## Work item
Give back an exact copy of the listing that follows, without the pictures.
(Provided records)
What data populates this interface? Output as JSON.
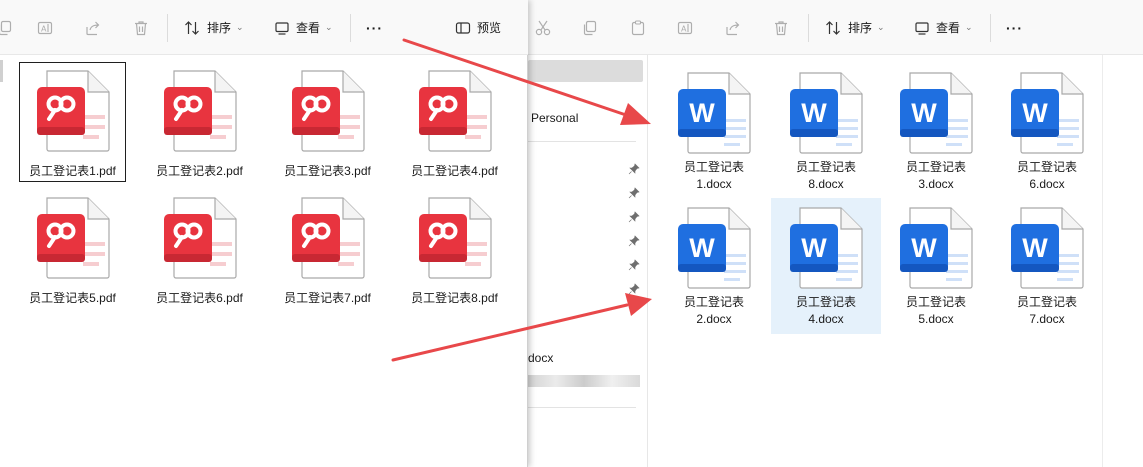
{
  "front_toolbar": {
    "sort_label": "排序",
    "view_label": "查看",
    "more_label": "···",
    "preview_label": "预览"
  },
  "back_toolbar": {
    "sort_label": "排序",
    "view_label": "查看",
    "more_label": "···"
  },
  "nav": {
    "personal_label": "Personal",
    "recent_label": "docx"
  },
  "pdf_files": [
    {
      "name": "员工登记表1.pdf"
    },
    {
      "name": "员工登记表2.pdf"
    },
    {
      "name": "员工登记表3.pdf"
    },
    {
      "name": "员工登记表4.pdf"
    },
    {
      "name": "员工登记表5.pdf"
    },
    {
      "name": "员工登记表6.pdf"
    },
    {
      "name": "员工登记表7.pdf"
    },
    {
      "name": "员工登记表8.pdf"
    }
  ],
  "docx_files": [
    {
      "line1": "员工登记表",
      "line2": "1.docx"
    },
    {
      "line1": "员工登记表",
      "line2": "8.docx"
    },
    {
      "line1": "员工登记表",
      "line2": "3.docx"
    },
    {
      "line1": "员工登记表",
      "line2": "6.docx"
    },
    {
      "line1": "员工登记表",
      "line2": "2.docx"
    },
    {
      "line1": "员工登记表",
      "line2": "4.docx"
    },
    {
      "line1": "员工登记表",
      "line2": "5.docx"
    },
    {
      "line1": "员工登记表",
      "line2": "7.docx"
    }
  ],
  "colors": {
    "pdf_red": "#e8343f",
    "word_blue": "#1f6fe0",
    "arrow_red": "#e8484a",
    "selection": "#e5f1fb"
  },
  "icons": {
    "pdf": "wps-pdf-file-icon",
    "word": "word-docx-file-icon"
  }
}
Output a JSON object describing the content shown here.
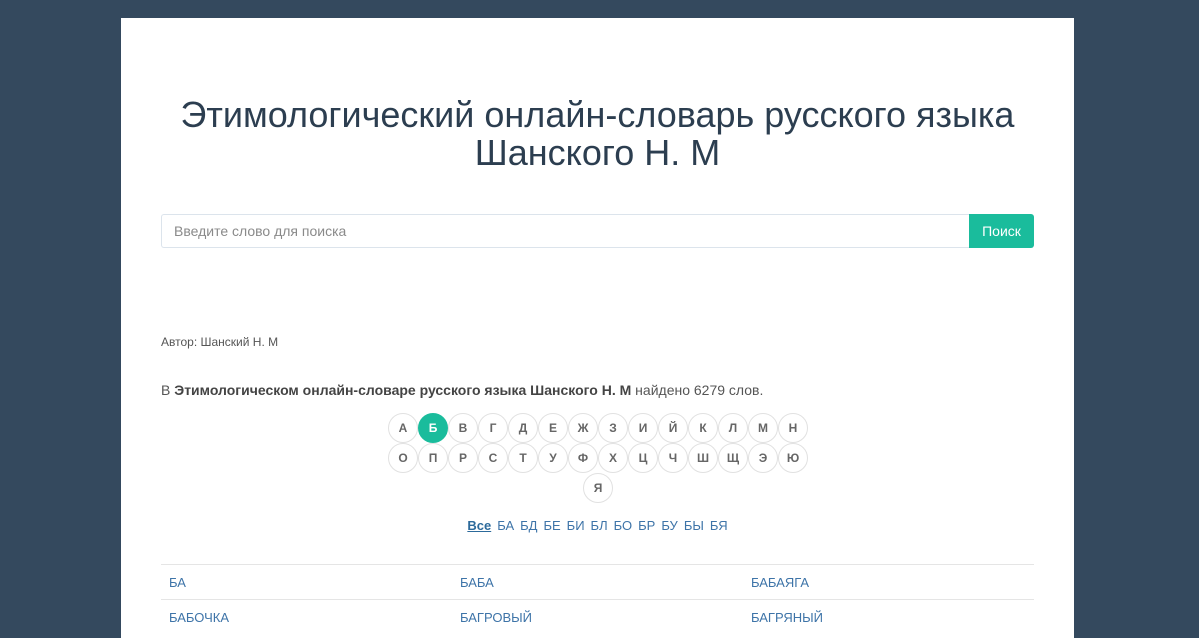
{
  "header": {
    "title_line1": "Этимологический онлайн-словарь русского языка",
    "title_line2": "Шанского Н. М"
  },
  "search": {
    "placeholder": "Введите слово для поиска",
    "value": "",
    "button_label": "Поиск"
  },
  "author": "Автор: Шанский Н. М",
  "summary": {
    "prefix": "В ",
    "dictionary_name": "Этимологическом онлайн-словаре русского языка Шанского Н. М",
    "suffix": " найдено 6279 слов."
  },
  "alphabet": {
    "active": "Б",
    "rows": [
      [
        "А",
        "Б",
        "В",
        "Г",
        "Д",
        "Е",
        "Ж",
        "З",
        "И",
        "Й",
        "К",
        "Л",
        "М",
        "Н"
      ],
      [
        "О",
        "П",
        "Р",
        "С",
        "Т",
        "У",
        "Ф",
        "Х",
        "Ц",
        "Ч",
        "Ш",
        "Щ",
        "Э",
        "Ю"
      ],
      [
        "Я"
      ]
    ]
  },
  "syllables": {
    "active": "Все",
    "items": [
      "Все",
      "БА",
      "БД",
      "БЕ",
      "БИ",
      "БЛ",
      "БО",
      "БР",
      "БУ",
      "БЫ",
      "БЯ"
    ]
  },
  "words": [
    [
      "БА",
      "БАБА",
      "БАБАЯГА"
    ],
    [
      "БАБОЧКА",
      "БАГРОВЫЙ",
      "БАГРЯНЫЙ"
    ]
  ],
  "colors": {
    "background": "#34495e",
    "accent": "#1abc9c",
    "link": "#3e74a8",
    "title": "#2c3e50"
  }
}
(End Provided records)
## Output for this exercise
What data populates this interface? Output as JSON.
{
  "front_toolbar": {
    "sort_label": "排序",
    "view_label": "查看",
    "more_label": "···",
    "preview_label": "预览"
  },
  "back_toolbar": {
    "sort_label": "排序",
    "view_label": "查看",
    "more_label": "···"
  },
  "nav": {
    "personal_label": "Personal",
    "recent_label": "docx"
  },
  "pdf_files": [
    {
      "name": "员工登记表1.pdf"
    },
    {
      "name": "员工登记表2.pdf"
    },
    {
      "name": "员工登记表3.pdf"
    },
    {
      "name": "员工登记表4.pdf"
    },
    {
      "name": "员工登记表5.pdf"
    },
    {
      "name": "员工登记表6.pdf"
    },
    {
      "name": "员工登记表7.pdf"
    },
    {
      "name": "员工登记表8.pdf"
    }
  ],
  "docx_files": [
    {
      "line1": "员工登记表",
      "line2": "1.docx"
    },
    {
      "line1": "员工登记表",
      "line2": "8.docx"
    },
    {
      "line1": "员工登记表",
      "line2": "3.docx"
    },
    {
      "line1": "员工登记表",
      "line2": "6.docx"
    },
    {
      "line1": "员工登记表",
      "line2": "2.docx"
    },
    {
      "line1": "员工登记表",
      "line2": "4.docx"
    },
    {
      "line1": "员工登记表",
      "line2": "5.docx"
    },
    {
      "line1": "员工登记表",
      "line2": "7.docx"
    }
  ],
  "colors": {
    "pdf_red": "#e8343f",
    "word_blue": "#1f6fe0",
    "arrow_red": "#e8484a",
    "selection": "#e5f1fb"
  },
  "icons": {
    "pdf": "wps-pdf-file-icon",
    "word": "word-docx-file-icon"
  }
}
Output a JSON object describing the content shown here.
{
  "header": {
    "title_line1": "Этимологический онлайн-словарь русского языка",
    "title_line2": "Шанского Н. М"
  },
  "search": {
    "placeholder": "Введите слово для поиска",
    "value": "",
    "button_label": "Поиск"
  },
  "author": "Автор: Шанский Н. М",
  "summary": {
    "prefix": "В ",
    "dictionary_name": "Этимологическом онлайн-словаре русского языка Шанского Н. М",
    "suffix": " найдено 6279 слов."
  },
  "alphabet": {
    "active": "Б",
    "rows": [
      [
        "А",
        "Б",
        "В",
        "Г",
        "Д",
        "Е",
        "Ж",
        "З",
        "И",
        "Й",
        "К",
        "Л",
        "М",
        "Н"
      ],
      [
        "О",
        "П",
        "Р",
        "С",
        "Т",
        "У",
        "Ф",
        "Х",
        "Ц",
        "Ч",
        "Ш",
        "Щ",
        "Э",
        "Ю"
      ],
      [
        "Я"
      ]
    ]
  },
  "syllables": {
    "active": "Все",
    "items": [
      "Все",
      "БА",
      "БД",
      "БЕ",
      "БИ",
      "БЛ",
      "БО",
      "БР",
      "БУ",
      "БЫ",
      "БЯ"
    ]
  },
  "words": [
    [
      "БА",
      "БАБА",
      "БАБАЯГА"
    ],
    [
      "БАБОЧКА",
      "БАГРОВЫЙ",
      "БАГРЯНЫЙ"
    ]
  ],
  "colors": {
    "background": "#34495e",
    "accent": "#1abc9c",
    "link": "#3e74a8",
    "title": "#2c3e50"
  }
}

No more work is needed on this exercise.